the political agent has selected those he considers it necessary for the
present to retain in confinement; the remainder have been liberated.

 

It is quite impossible for me sufficiently to express my admiration of
the gallant and steady conduct of the officers and men upon this
occasion; but the fact of less than an hour having elapsed from the
formation of the columns for the attack to the period of the troops
being within the fort, and this performed in the open day, and in the
face of an enemy so very superior in numbers, and so perfectly prepared
for resistance, will, I trust, convince your Lordship how deserving the
officers and troops are of my warmest thanks, and of the highest praise
that can be bestowed.

 

To Brigadier Baumgardt, commanding the storming column, my best thanks
are due, and he reports that Captain Willie, acting Assistant
Adjutant-General, and Captain Gilland, his aide-de-camp, ably assisted
him, and zealously performed their duties; also to Brigadier Stevenson,
commanding the artillery, and Lieutenants Forster and Cowper,
respectively in charge of the Bombay and Shah's, artillery.

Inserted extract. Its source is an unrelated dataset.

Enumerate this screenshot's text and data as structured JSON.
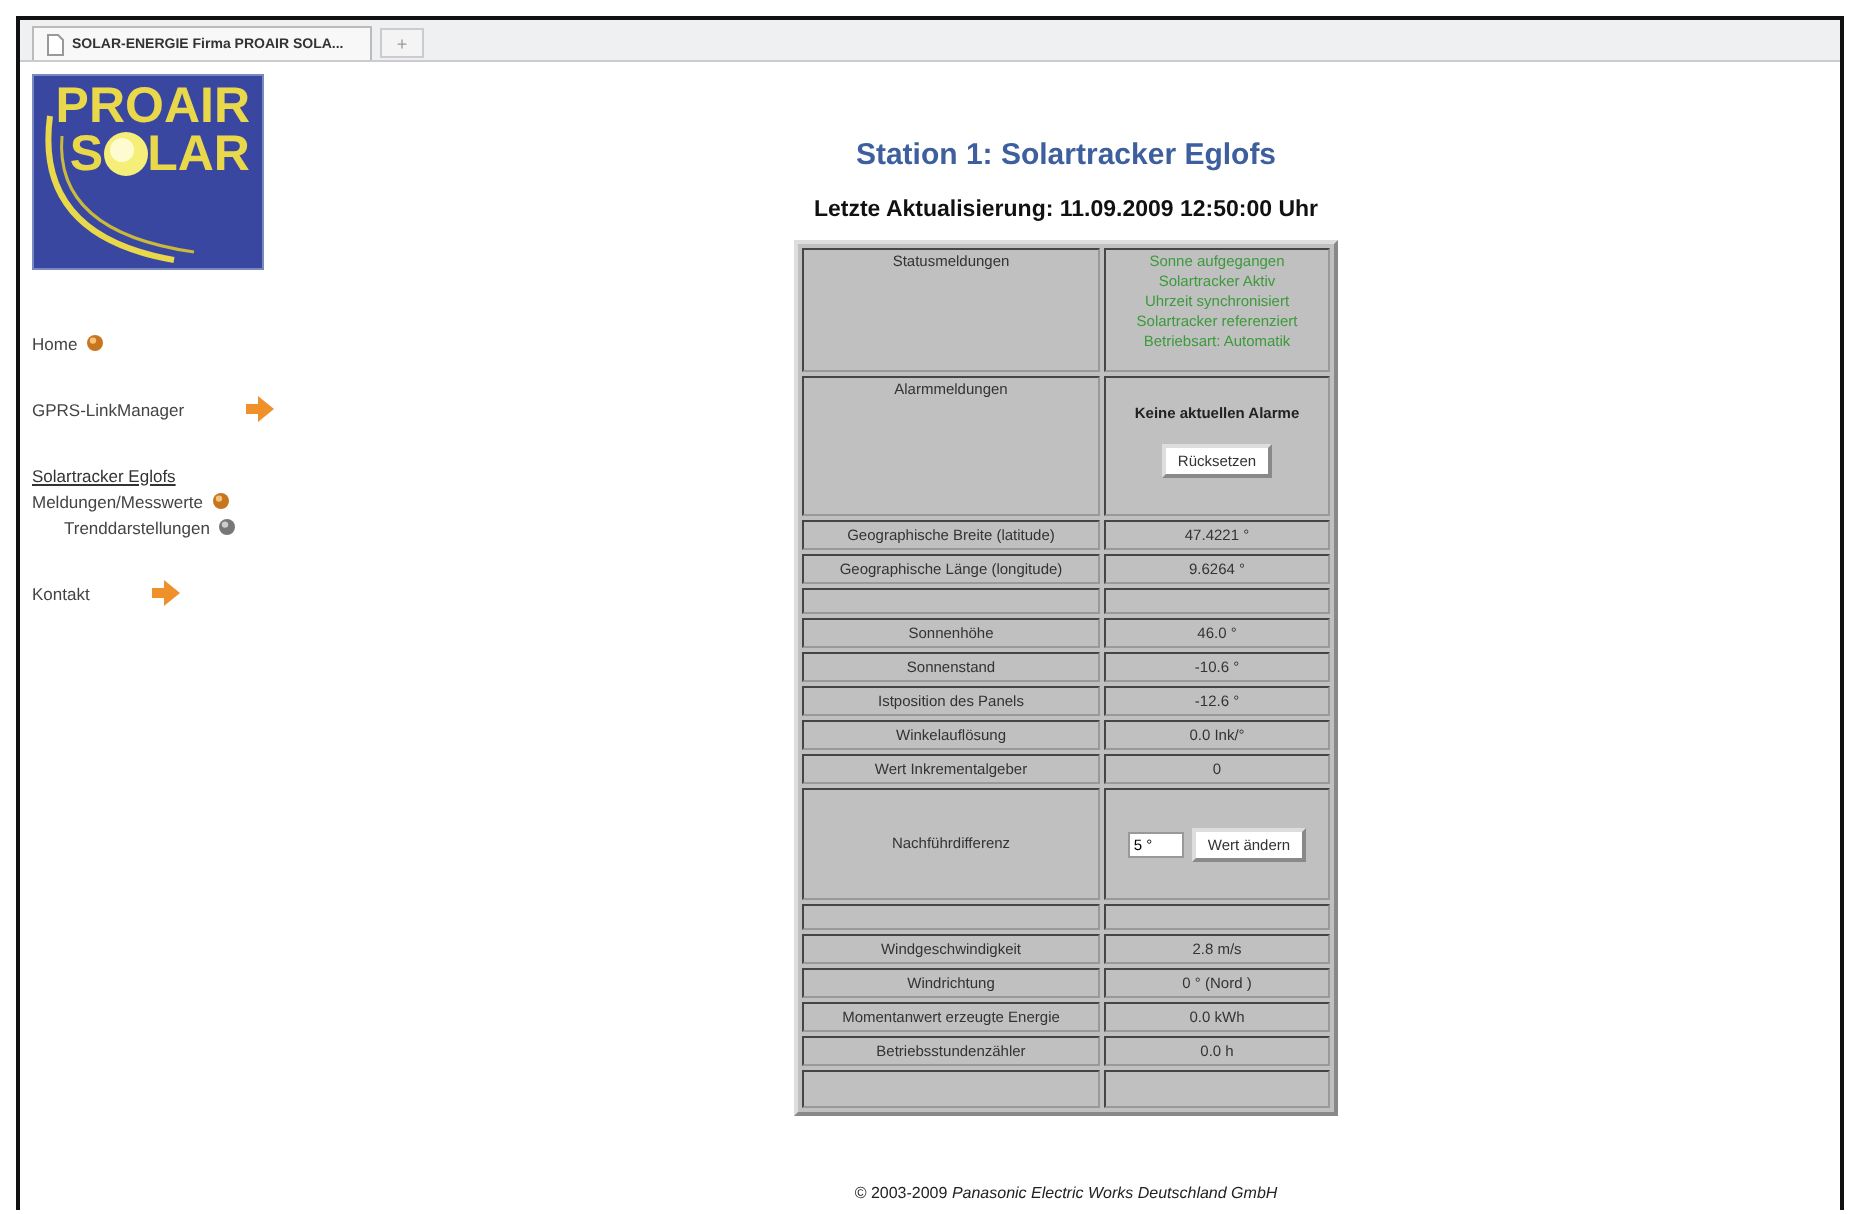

I feel
greatly indebted for the steady and scientific manner in which the
service of dislodging the enemy from the heights, and afterwards
effecting an entrance into the fort, was performed. The Brigadier has
brought to my notice the assistance he received from Captain Coghlan,
his brigade major, Lieutenant Woosnam, his aide-de-camp, and Lieutenant
Creed, when in battery yesterday.

 

To Lieutenant-Colonel Croker, commanding her Majesty's 17th Regiment;
Major Carruthers, commanding the Queen's Royals; Major Western,
commanding the Bengal 31st Native Infantry, I feel highly indebted for
the manner in which they conducted their respective columns to the
attack of the heights, and afterwards to the assault of the town, as
well as to Major Pennycuick, of the 17th, who led the advance-guard
companies to the same point.

 

To Captain Peat, chief engineer, and to the officers and men of the
Engineer Corps, my acknowledgments are due; to Major Neil Campbell,
Acting Quartermaster-General of the Bombay army; to Captain Hagart,
Acting Deputy Adjutant-General; and to Lieutenant Ramsay, acting
Assistant Quartermaster-General, my best thanks are due for the able
assistance afforded me by their services.

 

From my Aides-de-camp, Captain Robinson and Lieutenant Halket, as well
as from Captain Outram, who volunteered his services on my personal
staff, I received the utmost assistance; and to the latter officer I
fell greatly indebted for the zeal and ability with which he has
performed various duties that I have required of him, upon other
occasions, as well as the present.

 

It is with much pleasure that I state the great assistance I have
received from Captain Bean in obtaining supplies.

 

T. WILLSHIRE,
Major-Gen., Commanding Bombay Column,
Army of the Indus.